We are in grave danger if we can sin without any real and felt grief, nor any desire to repent and show the fruit of repentance. Godly sorrow is tangible, obvious, genuine, unfeigned, and touches the depths of the soul – it also goes beyond just a mere moment of sadness, and into the realm of that kind of action that Paul describes in our passage today. Let’s listen to Dr. Martyn Lloyd Jones here:
Our Lord has put it perfectly in His parable of the Pharisee and the tax collector: ‘God have mercy upon me a sinner.’ That is the position of those who have repented. They do not, they cannot say more than that at that point. They are broken-hearted; they realise it all; they can but cast themselves upon the mercy of God. They cannot plead anything else, but they plead that. That, in a sense, is a definition of repentance.
Now just to complete this, let us consider briefly the differences between remorse and repentance, because they are not the same thing. In remorse, you can have a sorrow because of failure and you can be very annoyed with yourself because you have done something that you know to be wrong and that you should not do. Indeed, remorse can go further; it can even include a fear of the consequences. Let us never forget that remorse can go as far as that. But that is not what Paul calls ‘godly sorrow’. Let me remind you of what that is. Paul writes:
Now I rejoice, not that ye were made sorry, but that ye sorrowed to repentance. [You can be made sorry without sorrowing to repentance.] For ye were made sorry after a godly manner, that ye might receive damage by us in nothing. For godly sorrow [this is the thing] worketh repentance to salvation not to be repented of … For behold this selfsame thing, that ye sorrowed after a godly sort, what carefulness it wrought in you; yea, what clearing of yourselves; yea, what indignation; yea, what fear; yea, what vehement desire; yea, what zeal; yea, what revenge!
2 Corinthians 7:9–11
You see the passion, the feeling, the emotion. They have seen it with their minds, they feel it and have done something about it.
So what are the differences between repentance and remorse? Well, true repentance, differing from remorse, includes these elements. It gives us a sense of having offended against God and having grieved Him and hurt Him. It gives us, I repeat, a sense of pollution and of utter unworthiness. It makes us say
I hate the sins that made Thee mourn
That drove Thee from my breast.
It gives us a longing and a determination to be rid of sin. This vehement desire, this activity, this zeal, this revenge that Paul is talking about, this is godly sorrow.
We can again sum it up in one of the Beatitudes.
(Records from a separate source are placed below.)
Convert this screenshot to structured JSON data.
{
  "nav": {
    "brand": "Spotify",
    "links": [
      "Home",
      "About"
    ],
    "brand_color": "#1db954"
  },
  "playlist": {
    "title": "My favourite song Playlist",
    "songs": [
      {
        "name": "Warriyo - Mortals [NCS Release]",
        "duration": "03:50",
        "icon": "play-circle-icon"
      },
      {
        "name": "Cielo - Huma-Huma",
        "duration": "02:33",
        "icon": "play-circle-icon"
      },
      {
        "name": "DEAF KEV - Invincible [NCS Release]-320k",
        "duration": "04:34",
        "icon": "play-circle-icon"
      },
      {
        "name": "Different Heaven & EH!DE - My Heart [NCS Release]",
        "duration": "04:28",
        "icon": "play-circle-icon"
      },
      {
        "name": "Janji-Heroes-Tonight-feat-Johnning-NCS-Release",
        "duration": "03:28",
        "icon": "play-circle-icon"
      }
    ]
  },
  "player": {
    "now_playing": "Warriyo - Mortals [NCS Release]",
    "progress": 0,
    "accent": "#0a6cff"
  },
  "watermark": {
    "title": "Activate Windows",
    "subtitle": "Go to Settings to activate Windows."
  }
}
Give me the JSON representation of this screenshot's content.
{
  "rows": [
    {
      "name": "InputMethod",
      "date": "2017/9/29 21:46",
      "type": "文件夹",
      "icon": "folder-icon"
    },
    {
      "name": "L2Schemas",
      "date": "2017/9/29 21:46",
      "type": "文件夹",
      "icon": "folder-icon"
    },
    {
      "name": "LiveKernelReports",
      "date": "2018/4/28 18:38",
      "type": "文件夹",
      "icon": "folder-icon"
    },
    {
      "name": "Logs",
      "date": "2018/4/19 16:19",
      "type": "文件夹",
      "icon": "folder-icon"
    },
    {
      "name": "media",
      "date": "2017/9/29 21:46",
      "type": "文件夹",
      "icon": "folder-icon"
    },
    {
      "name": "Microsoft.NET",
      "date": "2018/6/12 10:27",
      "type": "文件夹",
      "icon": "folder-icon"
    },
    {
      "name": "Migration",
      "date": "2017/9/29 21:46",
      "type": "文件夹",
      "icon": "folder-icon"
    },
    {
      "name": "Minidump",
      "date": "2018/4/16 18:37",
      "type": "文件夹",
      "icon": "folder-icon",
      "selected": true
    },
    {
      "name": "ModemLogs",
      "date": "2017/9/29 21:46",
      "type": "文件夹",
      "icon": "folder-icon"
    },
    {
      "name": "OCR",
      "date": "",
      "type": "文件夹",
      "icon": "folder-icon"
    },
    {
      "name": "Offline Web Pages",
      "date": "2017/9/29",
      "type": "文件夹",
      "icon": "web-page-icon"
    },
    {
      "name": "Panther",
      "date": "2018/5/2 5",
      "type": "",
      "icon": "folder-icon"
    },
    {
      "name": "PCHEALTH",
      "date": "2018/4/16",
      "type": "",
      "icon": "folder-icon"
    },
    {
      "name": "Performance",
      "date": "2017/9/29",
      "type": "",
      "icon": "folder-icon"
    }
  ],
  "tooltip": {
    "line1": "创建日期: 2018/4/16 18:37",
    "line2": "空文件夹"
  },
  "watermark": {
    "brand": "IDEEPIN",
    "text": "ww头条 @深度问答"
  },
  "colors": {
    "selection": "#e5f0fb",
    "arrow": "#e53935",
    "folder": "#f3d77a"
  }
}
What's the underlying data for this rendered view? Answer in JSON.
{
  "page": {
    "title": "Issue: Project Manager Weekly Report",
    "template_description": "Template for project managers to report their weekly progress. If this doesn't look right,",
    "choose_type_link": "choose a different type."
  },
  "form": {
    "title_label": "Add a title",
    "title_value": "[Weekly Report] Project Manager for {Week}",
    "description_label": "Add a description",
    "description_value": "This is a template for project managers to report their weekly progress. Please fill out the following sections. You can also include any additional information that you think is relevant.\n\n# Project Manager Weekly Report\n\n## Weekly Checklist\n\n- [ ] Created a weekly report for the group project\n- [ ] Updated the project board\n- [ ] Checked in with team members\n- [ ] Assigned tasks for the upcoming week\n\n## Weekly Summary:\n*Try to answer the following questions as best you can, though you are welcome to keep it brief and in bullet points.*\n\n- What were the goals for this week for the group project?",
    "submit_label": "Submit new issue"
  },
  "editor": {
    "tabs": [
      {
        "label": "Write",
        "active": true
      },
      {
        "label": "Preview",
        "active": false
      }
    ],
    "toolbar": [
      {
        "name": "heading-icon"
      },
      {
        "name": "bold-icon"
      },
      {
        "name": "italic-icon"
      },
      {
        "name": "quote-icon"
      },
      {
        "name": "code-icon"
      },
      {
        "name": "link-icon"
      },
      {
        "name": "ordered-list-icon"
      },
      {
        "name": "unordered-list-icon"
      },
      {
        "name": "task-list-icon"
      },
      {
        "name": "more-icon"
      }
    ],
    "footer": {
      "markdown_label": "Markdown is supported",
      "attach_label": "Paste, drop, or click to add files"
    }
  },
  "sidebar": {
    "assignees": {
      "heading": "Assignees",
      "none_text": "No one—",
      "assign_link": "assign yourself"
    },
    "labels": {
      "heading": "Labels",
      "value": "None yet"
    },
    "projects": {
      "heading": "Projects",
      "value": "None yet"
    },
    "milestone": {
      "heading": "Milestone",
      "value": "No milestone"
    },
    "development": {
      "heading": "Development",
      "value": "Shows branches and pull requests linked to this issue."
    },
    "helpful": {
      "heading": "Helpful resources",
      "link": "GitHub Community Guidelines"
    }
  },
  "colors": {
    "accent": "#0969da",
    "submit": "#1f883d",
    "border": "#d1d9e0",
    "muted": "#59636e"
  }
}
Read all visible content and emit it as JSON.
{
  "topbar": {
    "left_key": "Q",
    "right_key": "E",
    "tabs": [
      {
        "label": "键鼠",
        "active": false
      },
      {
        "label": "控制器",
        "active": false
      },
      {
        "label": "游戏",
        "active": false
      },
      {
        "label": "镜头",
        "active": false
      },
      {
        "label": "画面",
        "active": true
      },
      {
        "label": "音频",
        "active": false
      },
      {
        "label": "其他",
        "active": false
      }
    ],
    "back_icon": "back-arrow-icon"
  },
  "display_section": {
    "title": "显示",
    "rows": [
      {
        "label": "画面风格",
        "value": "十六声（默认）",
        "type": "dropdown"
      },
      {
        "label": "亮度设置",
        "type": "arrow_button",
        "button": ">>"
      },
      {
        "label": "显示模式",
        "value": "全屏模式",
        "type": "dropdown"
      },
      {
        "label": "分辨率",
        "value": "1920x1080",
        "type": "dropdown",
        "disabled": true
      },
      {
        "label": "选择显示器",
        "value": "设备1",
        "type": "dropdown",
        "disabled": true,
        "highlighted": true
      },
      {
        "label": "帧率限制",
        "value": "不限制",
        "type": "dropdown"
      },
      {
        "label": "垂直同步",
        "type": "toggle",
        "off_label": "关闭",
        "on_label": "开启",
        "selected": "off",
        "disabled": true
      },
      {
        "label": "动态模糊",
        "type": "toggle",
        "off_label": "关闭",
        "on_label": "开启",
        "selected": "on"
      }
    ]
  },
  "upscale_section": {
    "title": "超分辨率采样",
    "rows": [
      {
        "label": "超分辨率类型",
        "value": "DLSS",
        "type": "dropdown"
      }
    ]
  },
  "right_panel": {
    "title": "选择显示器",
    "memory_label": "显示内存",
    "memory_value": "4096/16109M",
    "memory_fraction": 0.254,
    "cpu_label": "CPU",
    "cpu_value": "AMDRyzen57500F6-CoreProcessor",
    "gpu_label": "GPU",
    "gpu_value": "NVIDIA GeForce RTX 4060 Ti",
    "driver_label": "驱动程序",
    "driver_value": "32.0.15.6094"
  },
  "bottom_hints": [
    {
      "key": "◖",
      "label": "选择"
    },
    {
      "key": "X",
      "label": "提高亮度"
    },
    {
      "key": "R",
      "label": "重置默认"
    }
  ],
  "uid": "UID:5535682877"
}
This is the ultimate test of true repentance and the thing that differentiates it most of all from remorse—repentance gives us a hunger and thirst after righteousness. It makes us desire to be like Christ and more and more like Him, to be righteous and holy and clean. We do not simply feel sorrow because we have fallen again and because we are suffering afterwards and have let ourselves down—not at all. Remorse is negative—repentance is positive.
Oh for a heart to praise my God,
A heart from sin set free;
A heart that always feels Thy blood
So freely shed for me.
That is repentance.
David Martyn Lloyd-Jones, God the Holy Spirit (Wheaton, IL: Crossway Books, 1997), 137–138.
It is the Spirit who shows us our need, it is He who reminds us of our sin. There is nothing that is so likely to lead a man to prayer as his consciousness of his sin and of his need. And this is the peculiar work of the Holy Spirit. You see the difference between merely rushing into the presence of God with certain petitions, and truly having fellowship and communion. You say to yourself, I am going to have this audience with the King eternal, immortal, invisible. Who am I to go in? What kind of a creature am I? How am I clad, how am I shod, what is my appearance? In other words, the Holy Spirit is making you see your sin, He is convincing you and convicting you of your need, He is creating within you a godly sorrow, a true repentance. That is most conducive to prayer. He is preparing you.
David Martyn Lloyd-Jones, God’s Way of Reconciliation: An Exposition of Ephesians 2 (Grand Rapids: Baker Book House, 1972), 273–274.